With an ultrawide zoom vs. a prime, particularly with a lens designed for APS-C (crop), the main advantages are versatility and availability. When you get to the very short focal lengths, a single millimeter on the focal length can change the composition significantly.
There is also the issue that depending on how you define "wide angle", you may not be able to find a prime for crop. Most of the wide and ultrawide primes that exist are for full frame, not crop. On a full frame camera the ultrawide-to-wide range in focal length is 14mm to 28mm. For crop, it's 9mm to 18mm. This is one arena where you can't reasonably expect a single lens to do the same duty on both formats, because of how the crop factor changes the field of view. With a D7000 as your body, your choice of ultrawides are mostly going to be zooms. I think the only choice of prime that truly is ultrawide on a crop body is Samyang's 10mm f/2.8 lens. And that is only cheap because it's an all-manual (non-CPU) lens. It doesn't report to the body of the camera, both focus and aperture are manual and not controlled by the camera body, and you'll have no lens EXIF information. Samyang's 14mm, while certainly ultrawide on a full frame, is only a 21mm equivalent on a crop--wide angle rather than ultrawide.
The main disadvantages of the zooms vs. the primes, are image quality compromises to accommodate the zoom range (although wide angles in general are more difficult to design without CA, vignetting, distortion, or corner softness issues than normal or telephoto lenses), and slower maximum apertures on the lens.
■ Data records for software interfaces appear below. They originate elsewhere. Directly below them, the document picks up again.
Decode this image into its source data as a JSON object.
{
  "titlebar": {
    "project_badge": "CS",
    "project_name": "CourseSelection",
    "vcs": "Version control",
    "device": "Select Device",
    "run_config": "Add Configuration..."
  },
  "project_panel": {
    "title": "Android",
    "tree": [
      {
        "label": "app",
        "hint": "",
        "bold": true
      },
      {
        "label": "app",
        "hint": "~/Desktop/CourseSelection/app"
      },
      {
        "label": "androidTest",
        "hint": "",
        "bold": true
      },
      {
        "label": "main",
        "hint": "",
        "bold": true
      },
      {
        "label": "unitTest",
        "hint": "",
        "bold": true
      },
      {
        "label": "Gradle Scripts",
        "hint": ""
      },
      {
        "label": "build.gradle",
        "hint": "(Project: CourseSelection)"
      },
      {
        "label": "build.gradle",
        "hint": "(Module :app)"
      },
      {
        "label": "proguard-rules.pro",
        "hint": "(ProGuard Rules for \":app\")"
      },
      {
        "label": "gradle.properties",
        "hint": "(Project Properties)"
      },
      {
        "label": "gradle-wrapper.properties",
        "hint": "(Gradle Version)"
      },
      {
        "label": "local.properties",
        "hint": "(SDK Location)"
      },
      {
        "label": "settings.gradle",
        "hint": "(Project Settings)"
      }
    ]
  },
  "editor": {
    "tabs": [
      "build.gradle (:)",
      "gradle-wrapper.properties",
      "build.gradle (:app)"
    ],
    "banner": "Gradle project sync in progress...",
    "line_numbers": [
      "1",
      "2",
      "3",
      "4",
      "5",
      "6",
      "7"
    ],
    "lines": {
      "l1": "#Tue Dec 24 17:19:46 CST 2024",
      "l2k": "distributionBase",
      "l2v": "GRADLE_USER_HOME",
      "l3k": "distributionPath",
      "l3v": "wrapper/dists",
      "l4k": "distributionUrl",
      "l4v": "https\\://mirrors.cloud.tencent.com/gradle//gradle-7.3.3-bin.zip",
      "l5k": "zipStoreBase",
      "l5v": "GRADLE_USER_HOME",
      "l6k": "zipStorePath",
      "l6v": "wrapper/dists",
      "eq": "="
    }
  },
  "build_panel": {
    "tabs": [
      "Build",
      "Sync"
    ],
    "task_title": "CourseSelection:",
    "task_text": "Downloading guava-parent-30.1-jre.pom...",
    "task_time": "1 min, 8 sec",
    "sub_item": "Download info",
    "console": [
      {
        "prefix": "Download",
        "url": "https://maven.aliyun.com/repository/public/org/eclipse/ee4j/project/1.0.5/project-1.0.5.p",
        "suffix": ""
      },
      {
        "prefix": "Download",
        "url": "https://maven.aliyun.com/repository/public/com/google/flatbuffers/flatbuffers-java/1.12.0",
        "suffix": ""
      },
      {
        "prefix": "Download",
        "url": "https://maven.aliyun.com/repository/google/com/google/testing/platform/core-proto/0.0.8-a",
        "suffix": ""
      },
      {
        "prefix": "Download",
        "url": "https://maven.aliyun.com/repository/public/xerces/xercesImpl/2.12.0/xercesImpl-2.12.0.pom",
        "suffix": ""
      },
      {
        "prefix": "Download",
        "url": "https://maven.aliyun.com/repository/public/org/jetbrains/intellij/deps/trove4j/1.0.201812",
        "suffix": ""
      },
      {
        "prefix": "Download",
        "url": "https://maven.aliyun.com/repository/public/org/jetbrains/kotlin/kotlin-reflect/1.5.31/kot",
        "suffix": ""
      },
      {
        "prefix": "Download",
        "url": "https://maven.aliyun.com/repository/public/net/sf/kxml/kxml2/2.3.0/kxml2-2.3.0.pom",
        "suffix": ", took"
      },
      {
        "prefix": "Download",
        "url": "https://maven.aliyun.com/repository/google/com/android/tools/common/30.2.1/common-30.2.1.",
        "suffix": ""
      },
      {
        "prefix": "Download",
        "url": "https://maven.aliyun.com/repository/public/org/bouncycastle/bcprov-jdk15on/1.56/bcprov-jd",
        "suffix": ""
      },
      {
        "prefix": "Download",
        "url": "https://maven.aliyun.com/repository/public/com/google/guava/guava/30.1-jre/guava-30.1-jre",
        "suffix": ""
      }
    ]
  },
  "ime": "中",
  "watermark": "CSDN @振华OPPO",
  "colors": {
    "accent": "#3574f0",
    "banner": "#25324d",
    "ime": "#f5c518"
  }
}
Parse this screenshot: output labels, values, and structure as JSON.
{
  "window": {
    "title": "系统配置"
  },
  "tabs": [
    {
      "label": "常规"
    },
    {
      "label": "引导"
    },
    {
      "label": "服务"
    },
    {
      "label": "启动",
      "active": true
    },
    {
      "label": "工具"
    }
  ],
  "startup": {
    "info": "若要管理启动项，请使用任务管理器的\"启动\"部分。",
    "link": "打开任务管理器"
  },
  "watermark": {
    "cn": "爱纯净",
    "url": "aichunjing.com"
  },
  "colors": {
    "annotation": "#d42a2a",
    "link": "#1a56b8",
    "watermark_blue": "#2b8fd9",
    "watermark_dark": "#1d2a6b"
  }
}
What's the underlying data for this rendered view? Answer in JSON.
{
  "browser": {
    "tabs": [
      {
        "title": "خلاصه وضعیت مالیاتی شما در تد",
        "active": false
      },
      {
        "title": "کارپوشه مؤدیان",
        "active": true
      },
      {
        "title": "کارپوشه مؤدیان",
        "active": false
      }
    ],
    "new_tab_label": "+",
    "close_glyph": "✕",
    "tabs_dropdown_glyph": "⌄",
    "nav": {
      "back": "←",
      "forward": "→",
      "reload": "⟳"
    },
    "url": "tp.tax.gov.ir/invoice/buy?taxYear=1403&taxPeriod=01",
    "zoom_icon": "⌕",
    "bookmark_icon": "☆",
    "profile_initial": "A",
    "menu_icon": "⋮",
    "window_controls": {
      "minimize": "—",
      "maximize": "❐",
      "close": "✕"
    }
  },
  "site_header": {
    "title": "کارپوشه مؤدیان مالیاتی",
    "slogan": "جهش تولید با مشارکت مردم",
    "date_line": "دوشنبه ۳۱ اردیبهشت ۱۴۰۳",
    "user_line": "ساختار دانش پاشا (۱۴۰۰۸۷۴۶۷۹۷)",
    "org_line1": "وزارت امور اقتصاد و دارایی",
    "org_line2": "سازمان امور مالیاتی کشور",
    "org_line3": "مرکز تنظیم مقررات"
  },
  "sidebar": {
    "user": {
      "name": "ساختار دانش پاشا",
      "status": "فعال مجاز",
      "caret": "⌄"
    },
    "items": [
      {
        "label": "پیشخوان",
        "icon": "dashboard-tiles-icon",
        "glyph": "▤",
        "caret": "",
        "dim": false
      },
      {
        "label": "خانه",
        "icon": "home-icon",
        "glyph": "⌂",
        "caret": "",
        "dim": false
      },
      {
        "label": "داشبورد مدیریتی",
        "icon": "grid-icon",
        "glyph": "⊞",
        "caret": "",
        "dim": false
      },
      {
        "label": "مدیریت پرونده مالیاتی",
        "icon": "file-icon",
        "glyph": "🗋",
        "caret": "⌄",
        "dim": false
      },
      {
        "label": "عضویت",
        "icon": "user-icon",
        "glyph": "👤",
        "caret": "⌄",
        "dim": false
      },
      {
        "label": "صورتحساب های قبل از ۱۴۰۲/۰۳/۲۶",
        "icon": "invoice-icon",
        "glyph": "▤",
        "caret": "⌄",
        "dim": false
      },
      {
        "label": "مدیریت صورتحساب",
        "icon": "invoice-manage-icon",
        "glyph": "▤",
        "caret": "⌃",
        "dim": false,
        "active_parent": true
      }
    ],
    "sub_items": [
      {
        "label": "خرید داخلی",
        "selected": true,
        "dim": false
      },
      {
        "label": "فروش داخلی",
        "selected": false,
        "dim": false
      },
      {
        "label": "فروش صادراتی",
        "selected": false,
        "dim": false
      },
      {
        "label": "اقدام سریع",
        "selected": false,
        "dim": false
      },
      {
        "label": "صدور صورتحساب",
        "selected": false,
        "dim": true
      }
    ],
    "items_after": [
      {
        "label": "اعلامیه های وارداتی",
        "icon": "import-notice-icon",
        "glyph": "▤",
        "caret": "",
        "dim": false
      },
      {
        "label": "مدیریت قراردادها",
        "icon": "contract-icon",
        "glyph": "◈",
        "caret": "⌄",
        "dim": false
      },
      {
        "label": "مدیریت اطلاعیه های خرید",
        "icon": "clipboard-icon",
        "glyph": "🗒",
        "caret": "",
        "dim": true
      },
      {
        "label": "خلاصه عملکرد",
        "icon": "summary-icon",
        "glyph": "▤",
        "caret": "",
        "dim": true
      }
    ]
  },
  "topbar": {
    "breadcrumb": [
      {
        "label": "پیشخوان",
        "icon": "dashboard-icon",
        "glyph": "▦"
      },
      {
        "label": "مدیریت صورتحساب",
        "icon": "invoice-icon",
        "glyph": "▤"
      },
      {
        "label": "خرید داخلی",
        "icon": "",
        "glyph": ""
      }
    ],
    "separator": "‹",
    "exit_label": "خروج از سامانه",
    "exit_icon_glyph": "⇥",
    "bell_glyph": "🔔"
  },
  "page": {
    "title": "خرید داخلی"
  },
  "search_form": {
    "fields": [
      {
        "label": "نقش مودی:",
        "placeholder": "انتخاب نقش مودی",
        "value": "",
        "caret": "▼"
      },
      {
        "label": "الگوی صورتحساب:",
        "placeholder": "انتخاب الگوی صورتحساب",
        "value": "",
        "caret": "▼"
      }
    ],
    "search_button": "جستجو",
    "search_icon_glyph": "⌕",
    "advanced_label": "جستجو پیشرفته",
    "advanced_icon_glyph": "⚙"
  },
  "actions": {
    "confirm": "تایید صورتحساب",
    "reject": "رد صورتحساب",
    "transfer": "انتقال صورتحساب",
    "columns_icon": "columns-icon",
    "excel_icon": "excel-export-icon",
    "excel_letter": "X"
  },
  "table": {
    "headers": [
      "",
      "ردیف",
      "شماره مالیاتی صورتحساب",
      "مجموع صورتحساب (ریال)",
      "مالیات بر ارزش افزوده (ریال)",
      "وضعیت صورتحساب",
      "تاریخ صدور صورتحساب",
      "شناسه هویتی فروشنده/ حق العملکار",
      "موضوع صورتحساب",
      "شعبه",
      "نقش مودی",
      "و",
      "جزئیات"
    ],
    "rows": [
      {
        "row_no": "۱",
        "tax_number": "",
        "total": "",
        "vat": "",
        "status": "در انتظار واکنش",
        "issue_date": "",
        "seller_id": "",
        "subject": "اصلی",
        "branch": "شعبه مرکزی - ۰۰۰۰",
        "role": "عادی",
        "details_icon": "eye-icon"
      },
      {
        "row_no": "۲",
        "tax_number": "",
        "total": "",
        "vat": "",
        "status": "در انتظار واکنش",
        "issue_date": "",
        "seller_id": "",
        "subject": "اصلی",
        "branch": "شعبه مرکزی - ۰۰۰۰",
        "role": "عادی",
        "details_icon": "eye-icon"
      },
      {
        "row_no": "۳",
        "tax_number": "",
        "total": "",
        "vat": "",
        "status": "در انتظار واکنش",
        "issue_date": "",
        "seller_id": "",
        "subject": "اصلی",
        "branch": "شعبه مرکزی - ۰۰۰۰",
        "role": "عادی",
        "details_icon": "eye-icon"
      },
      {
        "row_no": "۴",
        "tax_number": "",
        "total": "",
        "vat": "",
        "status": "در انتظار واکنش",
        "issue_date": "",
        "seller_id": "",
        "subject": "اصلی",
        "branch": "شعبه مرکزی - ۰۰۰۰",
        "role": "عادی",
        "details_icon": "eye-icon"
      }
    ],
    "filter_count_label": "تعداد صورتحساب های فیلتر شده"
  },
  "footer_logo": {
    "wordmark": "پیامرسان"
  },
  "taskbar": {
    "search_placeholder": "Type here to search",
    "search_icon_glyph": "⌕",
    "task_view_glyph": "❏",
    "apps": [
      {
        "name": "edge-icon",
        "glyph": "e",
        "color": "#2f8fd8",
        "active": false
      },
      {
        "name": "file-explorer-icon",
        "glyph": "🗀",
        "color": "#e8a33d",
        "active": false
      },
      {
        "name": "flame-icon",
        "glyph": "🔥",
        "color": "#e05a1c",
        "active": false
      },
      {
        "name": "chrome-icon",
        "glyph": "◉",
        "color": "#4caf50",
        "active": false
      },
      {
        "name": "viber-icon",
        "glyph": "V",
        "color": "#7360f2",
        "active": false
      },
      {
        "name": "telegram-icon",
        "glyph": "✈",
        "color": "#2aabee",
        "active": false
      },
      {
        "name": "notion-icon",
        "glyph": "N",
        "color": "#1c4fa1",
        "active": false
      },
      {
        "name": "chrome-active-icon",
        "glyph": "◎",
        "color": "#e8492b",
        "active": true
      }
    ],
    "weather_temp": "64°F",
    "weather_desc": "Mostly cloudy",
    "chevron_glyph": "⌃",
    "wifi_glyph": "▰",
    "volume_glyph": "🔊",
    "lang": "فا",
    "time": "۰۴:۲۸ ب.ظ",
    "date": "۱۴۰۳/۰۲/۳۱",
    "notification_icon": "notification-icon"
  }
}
Few of the ultrawide zooms are f/2.8, while some of the fastest wide angle primes for full frame are f/1.4.
You could also use a longer lens, like your 50mm, to shoot images you can stitch into panoramas and get higher resolution and possibly higher image quality, but the feel of the stitched panorama will not be the same as using an ultrawide lens.